_WORK ORDER_
Your reply should hold only the lines from the records below where "icon" occurs.
┌─ THE DATA
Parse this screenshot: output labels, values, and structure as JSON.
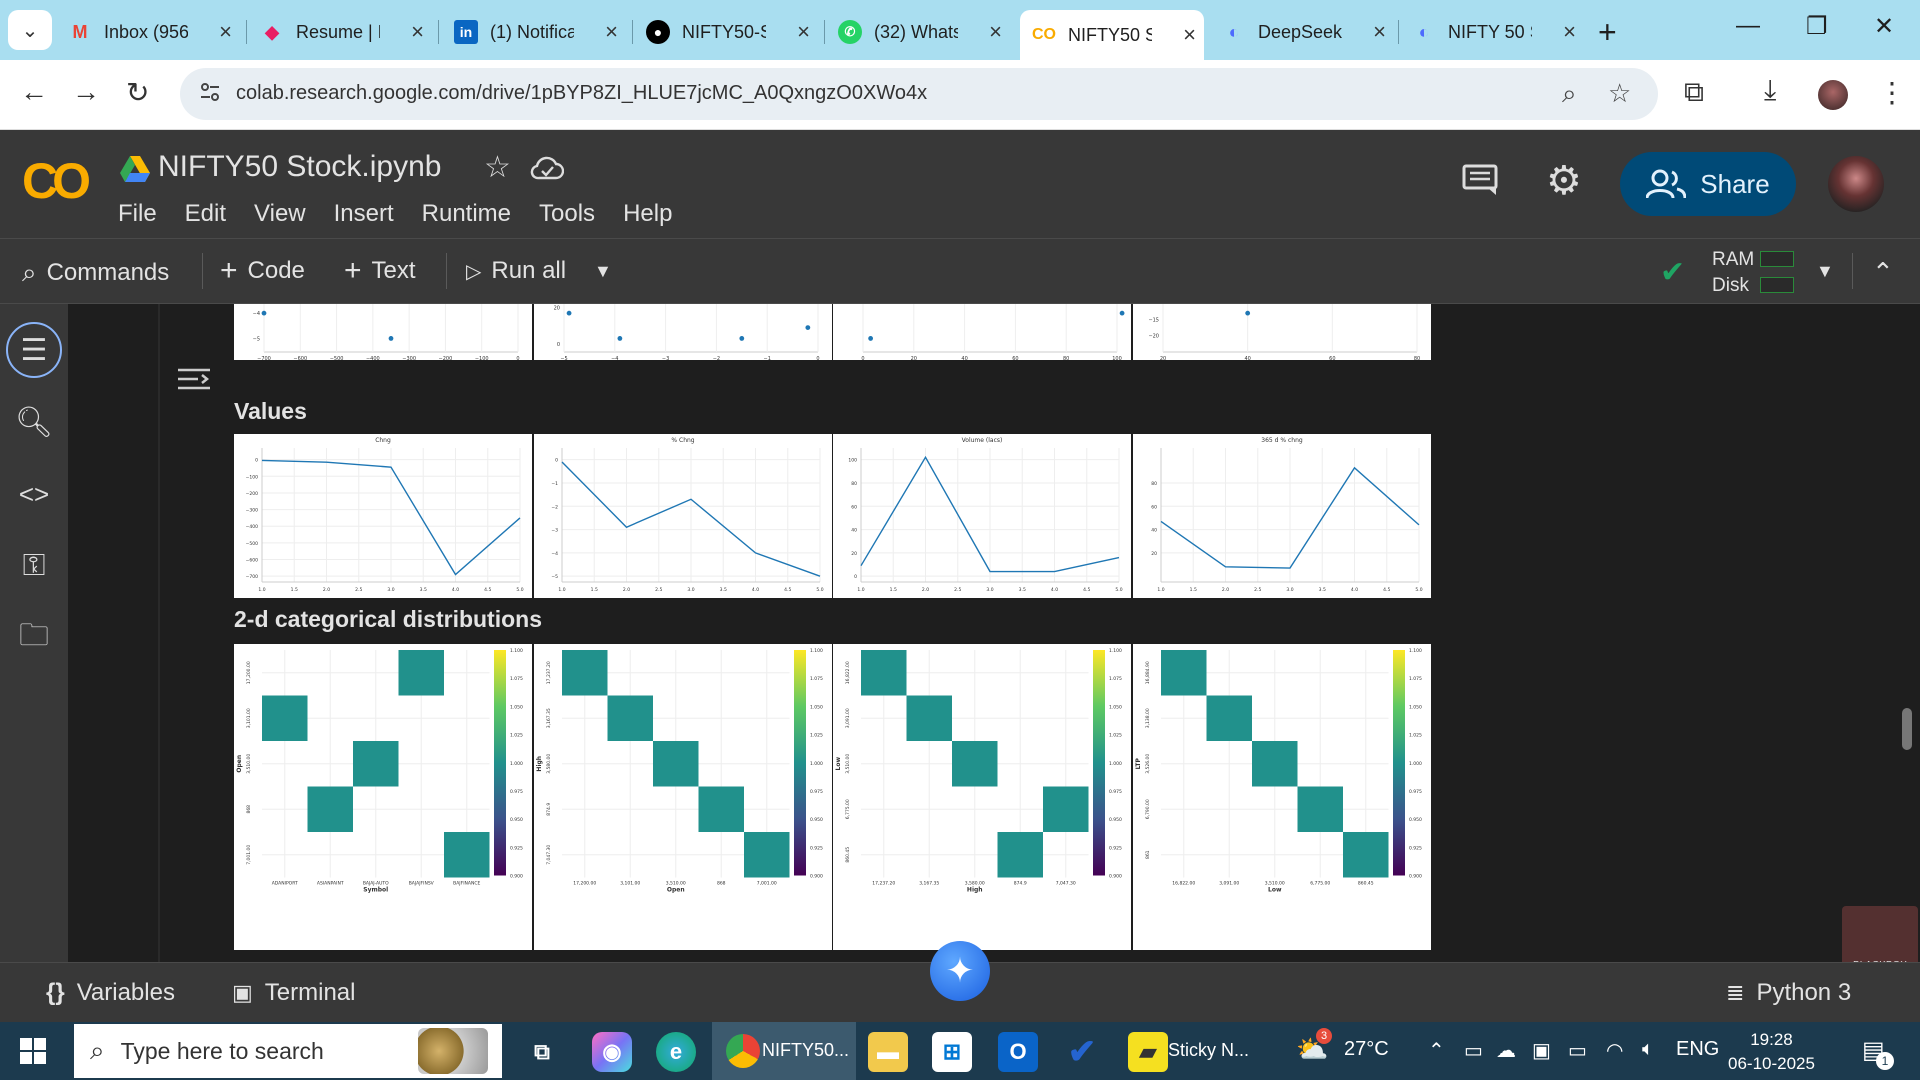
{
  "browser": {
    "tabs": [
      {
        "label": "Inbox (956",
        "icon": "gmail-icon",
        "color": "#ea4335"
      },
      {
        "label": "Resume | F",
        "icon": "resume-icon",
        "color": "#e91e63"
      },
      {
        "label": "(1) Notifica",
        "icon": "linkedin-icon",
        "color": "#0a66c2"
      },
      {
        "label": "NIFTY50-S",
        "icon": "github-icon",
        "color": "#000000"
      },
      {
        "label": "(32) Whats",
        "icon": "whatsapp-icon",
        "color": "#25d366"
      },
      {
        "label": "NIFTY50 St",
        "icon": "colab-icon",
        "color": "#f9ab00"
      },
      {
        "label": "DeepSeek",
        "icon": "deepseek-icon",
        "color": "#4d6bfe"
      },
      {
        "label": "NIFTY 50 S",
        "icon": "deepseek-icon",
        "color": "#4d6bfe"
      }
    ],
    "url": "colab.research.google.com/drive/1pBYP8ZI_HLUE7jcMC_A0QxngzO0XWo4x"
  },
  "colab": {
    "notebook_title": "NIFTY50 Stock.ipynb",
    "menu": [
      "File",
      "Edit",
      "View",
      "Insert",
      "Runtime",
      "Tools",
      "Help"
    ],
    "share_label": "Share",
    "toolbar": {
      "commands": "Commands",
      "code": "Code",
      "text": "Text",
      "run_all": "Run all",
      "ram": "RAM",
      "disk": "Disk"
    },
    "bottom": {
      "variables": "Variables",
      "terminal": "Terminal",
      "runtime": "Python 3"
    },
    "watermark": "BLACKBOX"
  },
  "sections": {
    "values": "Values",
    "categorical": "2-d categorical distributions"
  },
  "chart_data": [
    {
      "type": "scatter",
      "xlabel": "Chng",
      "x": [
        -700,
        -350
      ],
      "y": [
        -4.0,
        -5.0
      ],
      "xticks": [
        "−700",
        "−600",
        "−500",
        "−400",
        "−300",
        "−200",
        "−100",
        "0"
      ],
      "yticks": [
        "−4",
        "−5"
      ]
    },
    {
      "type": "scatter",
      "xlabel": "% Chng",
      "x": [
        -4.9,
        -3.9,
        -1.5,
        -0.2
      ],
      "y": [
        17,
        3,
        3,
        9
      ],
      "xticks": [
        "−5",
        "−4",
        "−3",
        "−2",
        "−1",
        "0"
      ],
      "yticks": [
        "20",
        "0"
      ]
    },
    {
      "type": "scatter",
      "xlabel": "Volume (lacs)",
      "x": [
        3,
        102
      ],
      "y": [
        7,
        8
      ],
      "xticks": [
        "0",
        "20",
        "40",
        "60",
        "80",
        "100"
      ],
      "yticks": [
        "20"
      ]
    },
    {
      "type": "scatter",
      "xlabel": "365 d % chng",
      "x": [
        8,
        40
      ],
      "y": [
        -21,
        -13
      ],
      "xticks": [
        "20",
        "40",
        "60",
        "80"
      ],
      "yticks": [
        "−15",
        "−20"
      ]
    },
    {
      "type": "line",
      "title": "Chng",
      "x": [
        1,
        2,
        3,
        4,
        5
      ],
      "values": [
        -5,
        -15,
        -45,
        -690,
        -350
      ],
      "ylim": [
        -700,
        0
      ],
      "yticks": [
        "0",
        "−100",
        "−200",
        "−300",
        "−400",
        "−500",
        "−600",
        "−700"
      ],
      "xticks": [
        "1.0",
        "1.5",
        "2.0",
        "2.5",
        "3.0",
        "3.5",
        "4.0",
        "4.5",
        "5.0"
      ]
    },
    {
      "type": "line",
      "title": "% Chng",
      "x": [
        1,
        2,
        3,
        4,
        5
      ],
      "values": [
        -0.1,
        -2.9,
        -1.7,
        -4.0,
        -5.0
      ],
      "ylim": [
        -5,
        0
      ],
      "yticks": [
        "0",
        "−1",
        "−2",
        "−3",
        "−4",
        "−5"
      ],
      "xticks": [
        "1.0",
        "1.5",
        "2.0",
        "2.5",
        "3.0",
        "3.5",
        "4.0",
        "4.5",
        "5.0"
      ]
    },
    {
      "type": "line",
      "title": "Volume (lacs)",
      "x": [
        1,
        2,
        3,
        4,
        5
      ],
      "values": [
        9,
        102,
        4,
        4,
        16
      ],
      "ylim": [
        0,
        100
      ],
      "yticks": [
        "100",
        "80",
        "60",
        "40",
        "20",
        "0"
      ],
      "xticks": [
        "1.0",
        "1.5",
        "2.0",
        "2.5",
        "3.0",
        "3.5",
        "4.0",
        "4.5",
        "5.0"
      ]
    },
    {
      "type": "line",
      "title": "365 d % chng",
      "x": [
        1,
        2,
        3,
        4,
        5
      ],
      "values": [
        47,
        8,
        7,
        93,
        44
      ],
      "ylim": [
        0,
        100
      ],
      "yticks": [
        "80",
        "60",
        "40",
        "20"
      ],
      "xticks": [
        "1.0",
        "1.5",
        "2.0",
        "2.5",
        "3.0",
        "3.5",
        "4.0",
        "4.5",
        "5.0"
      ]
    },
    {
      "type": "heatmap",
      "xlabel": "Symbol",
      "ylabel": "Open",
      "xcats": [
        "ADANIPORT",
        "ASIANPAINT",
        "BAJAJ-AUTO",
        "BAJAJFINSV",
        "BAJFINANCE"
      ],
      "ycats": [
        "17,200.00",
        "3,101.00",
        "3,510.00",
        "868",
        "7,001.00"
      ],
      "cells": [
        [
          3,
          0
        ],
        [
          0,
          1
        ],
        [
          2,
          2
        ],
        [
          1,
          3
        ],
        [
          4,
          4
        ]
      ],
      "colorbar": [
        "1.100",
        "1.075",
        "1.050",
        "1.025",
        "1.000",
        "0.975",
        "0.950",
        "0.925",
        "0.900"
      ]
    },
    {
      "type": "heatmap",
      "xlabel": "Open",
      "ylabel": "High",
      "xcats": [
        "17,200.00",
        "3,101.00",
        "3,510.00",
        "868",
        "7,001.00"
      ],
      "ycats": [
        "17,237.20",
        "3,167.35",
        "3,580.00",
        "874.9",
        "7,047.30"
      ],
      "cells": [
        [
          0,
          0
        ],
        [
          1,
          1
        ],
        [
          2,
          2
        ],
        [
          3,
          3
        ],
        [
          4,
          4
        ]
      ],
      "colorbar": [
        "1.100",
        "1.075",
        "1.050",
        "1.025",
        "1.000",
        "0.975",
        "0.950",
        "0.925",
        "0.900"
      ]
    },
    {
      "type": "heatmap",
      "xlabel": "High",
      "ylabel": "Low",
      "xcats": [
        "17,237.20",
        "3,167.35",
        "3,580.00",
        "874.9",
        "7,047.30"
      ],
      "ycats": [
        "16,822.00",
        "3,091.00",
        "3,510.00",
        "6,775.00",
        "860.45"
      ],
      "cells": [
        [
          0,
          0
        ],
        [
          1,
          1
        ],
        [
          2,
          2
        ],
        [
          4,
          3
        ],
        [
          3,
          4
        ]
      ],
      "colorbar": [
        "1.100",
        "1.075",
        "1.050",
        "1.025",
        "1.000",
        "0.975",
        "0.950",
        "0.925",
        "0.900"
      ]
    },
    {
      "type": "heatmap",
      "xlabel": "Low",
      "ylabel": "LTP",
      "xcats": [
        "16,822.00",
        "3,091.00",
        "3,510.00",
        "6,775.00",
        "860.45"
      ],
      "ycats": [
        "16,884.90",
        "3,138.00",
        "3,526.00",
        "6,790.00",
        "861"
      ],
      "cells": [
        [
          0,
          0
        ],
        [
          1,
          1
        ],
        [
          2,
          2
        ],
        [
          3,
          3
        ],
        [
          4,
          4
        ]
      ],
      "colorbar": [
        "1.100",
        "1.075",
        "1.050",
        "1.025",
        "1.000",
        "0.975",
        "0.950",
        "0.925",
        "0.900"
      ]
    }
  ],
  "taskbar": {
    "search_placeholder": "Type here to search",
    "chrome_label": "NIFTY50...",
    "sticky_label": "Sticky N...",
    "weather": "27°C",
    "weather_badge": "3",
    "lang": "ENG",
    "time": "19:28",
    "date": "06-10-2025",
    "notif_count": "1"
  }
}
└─
_ANSWER TO THE PROBLEM_
        "icon": "gmail-icon",
        "icon": "resume-icon",
        "icon": "linkedin-icon",
        "icon": "github-icon",
        "icon": "whatsapp-icon",
        "icon": "colab-icon",
        "icon": "deepseek-icon",
        "icon": "deepseek-icon",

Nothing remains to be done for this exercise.